Mr. Agnivesh, is working as Assistant Professor in Department of Information Technology, D.A-V P.G. College, Kanpur affiliated to C.S.J.M University, Kanpur.. He is M.Tech. (IT). The author is doing Ph.D. in Information Technology from Amity Institute of Information Technology, Amity University, Lucknow Campus, Uttar Pradesh. His research areas include Big data Analytics, Cloud Computing, IoT and Machine Learning. His papers are published in IEEE and Taylor & Francis International Conferences and Scopus Indexed journals. One of his book chapters is published in IGI Global. The book is Scopus Indexed.

Dr. Rajiv Pandey, Senior Member IEEE is a Faculty at Amity Institute of Information Technology, Amity University, Uttar Pradesh, Lucknow Campus, India. He possesses a diverse back ground experience of around 30 years to include 15 years of Industry and 15 years of academic. His research interests include the contemporary technologies as Semantic Web Provenance, Cloud computing, Big-Data, and Data Analytics. He has been on technical Committees of Various Government and Private Universities. He is intellectually involved in supervising Doctorate Research Scholars and Post graduate Students. He is also an active contributor in professional bodies like IEEE, IET and LMA. He is a member of Machine Intelligence Labs.

Figure

Table 1:  Hardware Configuration Instance Memory Storage

Table 1:

Hardware Configuration Instance Memory Storage p.4
Figure 3:  Comparing execution time with 10 clusters by Proposed Work

Figure 3:

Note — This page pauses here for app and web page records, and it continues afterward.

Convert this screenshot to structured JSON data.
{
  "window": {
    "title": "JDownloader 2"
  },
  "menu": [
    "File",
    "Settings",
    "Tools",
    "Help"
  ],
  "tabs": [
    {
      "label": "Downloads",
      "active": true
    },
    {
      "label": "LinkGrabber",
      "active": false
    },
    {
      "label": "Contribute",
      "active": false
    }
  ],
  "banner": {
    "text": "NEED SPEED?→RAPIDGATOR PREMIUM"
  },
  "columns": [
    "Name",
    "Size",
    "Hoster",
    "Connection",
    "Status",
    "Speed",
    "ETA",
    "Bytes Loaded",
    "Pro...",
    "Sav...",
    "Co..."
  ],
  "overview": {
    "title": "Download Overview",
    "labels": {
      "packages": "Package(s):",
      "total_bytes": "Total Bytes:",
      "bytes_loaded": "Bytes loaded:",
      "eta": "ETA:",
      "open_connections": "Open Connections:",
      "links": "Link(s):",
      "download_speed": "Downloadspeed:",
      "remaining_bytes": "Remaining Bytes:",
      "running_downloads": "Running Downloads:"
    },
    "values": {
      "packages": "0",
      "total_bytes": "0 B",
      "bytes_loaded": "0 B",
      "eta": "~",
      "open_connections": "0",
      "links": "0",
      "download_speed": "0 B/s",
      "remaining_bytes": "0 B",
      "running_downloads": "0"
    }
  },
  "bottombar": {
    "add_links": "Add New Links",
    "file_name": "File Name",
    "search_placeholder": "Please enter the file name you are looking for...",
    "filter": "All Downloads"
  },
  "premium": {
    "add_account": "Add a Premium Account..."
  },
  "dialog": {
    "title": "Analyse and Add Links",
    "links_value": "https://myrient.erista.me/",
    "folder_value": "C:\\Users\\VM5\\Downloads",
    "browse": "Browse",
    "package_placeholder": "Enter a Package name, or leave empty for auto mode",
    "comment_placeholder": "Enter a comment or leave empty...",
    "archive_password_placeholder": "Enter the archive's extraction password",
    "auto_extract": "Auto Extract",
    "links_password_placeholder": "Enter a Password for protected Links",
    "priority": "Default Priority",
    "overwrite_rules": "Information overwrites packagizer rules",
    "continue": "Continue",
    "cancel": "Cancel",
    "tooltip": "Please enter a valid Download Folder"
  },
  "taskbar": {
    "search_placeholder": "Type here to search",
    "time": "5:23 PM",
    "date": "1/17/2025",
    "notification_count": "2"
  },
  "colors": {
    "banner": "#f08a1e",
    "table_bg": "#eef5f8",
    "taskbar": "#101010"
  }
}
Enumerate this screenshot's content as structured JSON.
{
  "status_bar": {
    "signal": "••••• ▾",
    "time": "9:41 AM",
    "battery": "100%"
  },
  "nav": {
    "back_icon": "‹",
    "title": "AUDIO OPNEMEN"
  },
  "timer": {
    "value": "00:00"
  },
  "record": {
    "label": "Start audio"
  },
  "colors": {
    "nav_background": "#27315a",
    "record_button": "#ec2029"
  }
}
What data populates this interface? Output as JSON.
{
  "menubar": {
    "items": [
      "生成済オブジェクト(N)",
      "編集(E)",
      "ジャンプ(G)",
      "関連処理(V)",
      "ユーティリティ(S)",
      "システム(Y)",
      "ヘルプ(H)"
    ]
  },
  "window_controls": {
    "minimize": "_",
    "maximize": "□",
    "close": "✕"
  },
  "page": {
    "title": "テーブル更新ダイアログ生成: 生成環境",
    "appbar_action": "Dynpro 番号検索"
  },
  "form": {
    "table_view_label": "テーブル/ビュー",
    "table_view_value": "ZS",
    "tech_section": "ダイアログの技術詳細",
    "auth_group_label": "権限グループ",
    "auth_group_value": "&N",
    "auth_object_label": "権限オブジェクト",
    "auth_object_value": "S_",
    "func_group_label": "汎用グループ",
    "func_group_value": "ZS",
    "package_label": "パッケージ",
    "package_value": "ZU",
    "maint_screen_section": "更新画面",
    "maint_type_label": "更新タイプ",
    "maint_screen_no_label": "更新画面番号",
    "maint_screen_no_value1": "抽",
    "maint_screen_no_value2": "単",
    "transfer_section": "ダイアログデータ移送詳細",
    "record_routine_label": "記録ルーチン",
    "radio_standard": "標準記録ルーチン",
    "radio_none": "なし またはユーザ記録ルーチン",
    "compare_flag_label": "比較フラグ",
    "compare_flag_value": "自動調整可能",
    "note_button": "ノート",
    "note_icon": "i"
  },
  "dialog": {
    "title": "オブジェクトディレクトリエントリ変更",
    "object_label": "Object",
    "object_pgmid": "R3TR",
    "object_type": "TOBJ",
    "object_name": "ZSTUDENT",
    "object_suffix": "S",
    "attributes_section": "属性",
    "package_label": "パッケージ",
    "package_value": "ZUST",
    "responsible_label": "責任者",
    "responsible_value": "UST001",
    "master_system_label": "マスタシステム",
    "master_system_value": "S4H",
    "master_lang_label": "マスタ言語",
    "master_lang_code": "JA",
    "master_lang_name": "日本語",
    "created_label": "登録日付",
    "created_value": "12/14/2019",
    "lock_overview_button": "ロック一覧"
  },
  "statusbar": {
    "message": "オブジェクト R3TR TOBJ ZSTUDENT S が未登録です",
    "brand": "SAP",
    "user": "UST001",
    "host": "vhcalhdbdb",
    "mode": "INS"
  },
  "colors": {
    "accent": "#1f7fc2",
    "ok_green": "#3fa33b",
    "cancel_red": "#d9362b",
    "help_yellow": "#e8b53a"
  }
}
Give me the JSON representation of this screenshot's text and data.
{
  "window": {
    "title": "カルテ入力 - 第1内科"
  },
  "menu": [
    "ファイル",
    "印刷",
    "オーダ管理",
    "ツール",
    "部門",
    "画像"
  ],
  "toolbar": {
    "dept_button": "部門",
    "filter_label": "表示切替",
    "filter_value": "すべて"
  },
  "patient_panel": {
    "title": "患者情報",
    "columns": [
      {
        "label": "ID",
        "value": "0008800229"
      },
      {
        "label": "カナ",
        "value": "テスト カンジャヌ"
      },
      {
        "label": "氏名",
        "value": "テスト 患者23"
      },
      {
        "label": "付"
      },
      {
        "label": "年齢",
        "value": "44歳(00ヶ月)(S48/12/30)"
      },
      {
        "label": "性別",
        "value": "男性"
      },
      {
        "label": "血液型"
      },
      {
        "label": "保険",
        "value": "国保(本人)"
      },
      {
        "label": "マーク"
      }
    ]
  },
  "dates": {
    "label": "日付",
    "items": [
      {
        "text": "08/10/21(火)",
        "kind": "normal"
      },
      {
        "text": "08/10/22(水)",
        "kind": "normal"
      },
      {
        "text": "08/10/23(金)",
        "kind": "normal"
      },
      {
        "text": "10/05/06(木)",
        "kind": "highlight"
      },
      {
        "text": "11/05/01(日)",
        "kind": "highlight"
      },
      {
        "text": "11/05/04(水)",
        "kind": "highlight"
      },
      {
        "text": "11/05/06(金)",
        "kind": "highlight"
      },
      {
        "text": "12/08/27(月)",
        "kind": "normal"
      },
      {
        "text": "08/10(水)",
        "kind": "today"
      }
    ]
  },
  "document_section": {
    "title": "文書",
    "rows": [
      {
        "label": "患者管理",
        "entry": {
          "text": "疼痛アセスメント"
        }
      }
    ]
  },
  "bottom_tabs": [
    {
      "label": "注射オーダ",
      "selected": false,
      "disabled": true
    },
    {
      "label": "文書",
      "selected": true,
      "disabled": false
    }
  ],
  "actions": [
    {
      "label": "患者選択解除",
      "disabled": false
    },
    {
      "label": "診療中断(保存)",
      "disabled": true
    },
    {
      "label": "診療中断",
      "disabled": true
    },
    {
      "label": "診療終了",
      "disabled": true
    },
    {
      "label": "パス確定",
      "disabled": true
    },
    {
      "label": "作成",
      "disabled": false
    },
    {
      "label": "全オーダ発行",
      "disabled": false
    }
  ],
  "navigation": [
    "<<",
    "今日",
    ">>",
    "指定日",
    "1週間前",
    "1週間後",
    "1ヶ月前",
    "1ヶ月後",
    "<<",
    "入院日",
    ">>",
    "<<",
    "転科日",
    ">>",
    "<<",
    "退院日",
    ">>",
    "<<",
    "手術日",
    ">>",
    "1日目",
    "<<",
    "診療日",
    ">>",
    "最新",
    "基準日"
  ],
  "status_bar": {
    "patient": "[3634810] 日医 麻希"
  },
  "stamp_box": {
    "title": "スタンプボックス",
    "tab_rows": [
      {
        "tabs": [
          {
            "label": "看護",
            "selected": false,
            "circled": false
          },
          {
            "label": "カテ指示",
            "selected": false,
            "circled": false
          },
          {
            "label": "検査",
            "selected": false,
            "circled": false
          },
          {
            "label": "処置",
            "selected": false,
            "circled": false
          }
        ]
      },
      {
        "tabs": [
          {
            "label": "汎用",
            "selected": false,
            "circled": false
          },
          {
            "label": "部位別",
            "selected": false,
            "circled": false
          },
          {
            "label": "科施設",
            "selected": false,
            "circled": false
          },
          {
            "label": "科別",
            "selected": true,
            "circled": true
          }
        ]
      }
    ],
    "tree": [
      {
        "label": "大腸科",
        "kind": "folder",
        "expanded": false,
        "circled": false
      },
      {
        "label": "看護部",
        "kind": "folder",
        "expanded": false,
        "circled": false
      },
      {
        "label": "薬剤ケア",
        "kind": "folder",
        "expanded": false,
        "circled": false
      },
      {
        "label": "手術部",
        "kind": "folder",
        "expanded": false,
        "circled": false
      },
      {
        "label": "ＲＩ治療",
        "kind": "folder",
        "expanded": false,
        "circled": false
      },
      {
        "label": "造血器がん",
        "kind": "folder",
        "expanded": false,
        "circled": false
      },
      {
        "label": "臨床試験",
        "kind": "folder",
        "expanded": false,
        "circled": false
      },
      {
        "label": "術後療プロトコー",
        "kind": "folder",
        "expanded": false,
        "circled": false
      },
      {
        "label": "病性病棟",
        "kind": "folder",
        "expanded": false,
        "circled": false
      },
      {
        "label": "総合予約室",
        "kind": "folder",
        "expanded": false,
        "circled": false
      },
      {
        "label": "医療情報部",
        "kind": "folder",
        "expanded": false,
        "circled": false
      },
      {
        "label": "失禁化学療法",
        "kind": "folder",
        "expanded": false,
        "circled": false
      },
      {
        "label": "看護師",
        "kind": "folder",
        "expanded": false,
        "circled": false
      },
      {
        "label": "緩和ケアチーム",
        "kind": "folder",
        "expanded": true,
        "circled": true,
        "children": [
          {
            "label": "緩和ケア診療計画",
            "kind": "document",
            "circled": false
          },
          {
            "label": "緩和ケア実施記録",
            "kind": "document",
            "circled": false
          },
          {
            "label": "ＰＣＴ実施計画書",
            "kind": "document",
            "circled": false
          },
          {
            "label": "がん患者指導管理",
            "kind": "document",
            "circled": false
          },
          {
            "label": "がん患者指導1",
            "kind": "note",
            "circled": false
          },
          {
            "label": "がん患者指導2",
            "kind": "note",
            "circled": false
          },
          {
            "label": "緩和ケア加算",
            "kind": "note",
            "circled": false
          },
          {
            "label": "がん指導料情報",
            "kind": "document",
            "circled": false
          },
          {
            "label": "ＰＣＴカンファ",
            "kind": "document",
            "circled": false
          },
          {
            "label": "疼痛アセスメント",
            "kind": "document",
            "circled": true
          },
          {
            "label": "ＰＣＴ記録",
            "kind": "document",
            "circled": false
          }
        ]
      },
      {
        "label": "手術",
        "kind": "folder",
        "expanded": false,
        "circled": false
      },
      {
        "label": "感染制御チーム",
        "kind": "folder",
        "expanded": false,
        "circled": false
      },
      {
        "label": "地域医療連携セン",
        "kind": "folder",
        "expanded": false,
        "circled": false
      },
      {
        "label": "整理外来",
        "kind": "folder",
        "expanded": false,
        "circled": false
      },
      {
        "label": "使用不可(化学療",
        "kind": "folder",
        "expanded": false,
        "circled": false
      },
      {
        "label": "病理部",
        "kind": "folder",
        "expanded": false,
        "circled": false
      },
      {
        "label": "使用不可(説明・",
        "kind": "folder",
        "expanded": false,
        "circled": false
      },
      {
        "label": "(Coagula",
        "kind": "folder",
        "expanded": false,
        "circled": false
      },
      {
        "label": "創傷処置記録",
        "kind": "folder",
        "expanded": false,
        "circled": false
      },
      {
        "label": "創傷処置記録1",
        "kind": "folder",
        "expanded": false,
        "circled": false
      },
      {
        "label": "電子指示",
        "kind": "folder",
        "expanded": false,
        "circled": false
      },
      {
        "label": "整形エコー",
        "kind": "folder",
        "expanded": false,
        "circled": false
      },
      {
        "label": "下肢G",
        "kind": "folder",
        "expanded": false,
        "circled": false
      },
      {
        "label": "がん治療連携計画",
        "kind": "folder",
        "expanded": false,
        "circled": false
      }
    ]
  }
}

Comparing execution time with 10 clusters by Proposed Work p.5
Fig. 2 illustrates the execution times of 10 clusters for the datasets compared with proposed work and K-means MapReduce algorithm
Fig. 2 illustrates the execution times of 10 clusters for the datasets compared with proposed work and K-means MapReduce algorithm p.5
Figure 4:  Comparing execution time with 10 clusters by Standard K-means MapReduce

Figure 4:

Comparing execution time with 10 clusters by Standard K-means MapReduce p.5
Figure 2 represents dataset sizes in mega bytes along x-axis and execution time of the algorithms in seconds along y-axis

Figure 2

represents dataset sizes in mega bytes along x-axis and execution time of the algorithms in seconds along y-axis p.5
Figure 5: Outputs of the proposed work

Figure 5:

Outputs of the proposed work p.6
Table 3: DBiDB for distinct K  of  DB of K-means

Table 3:

DBiDB for distinct K of DB of K-means p.6

References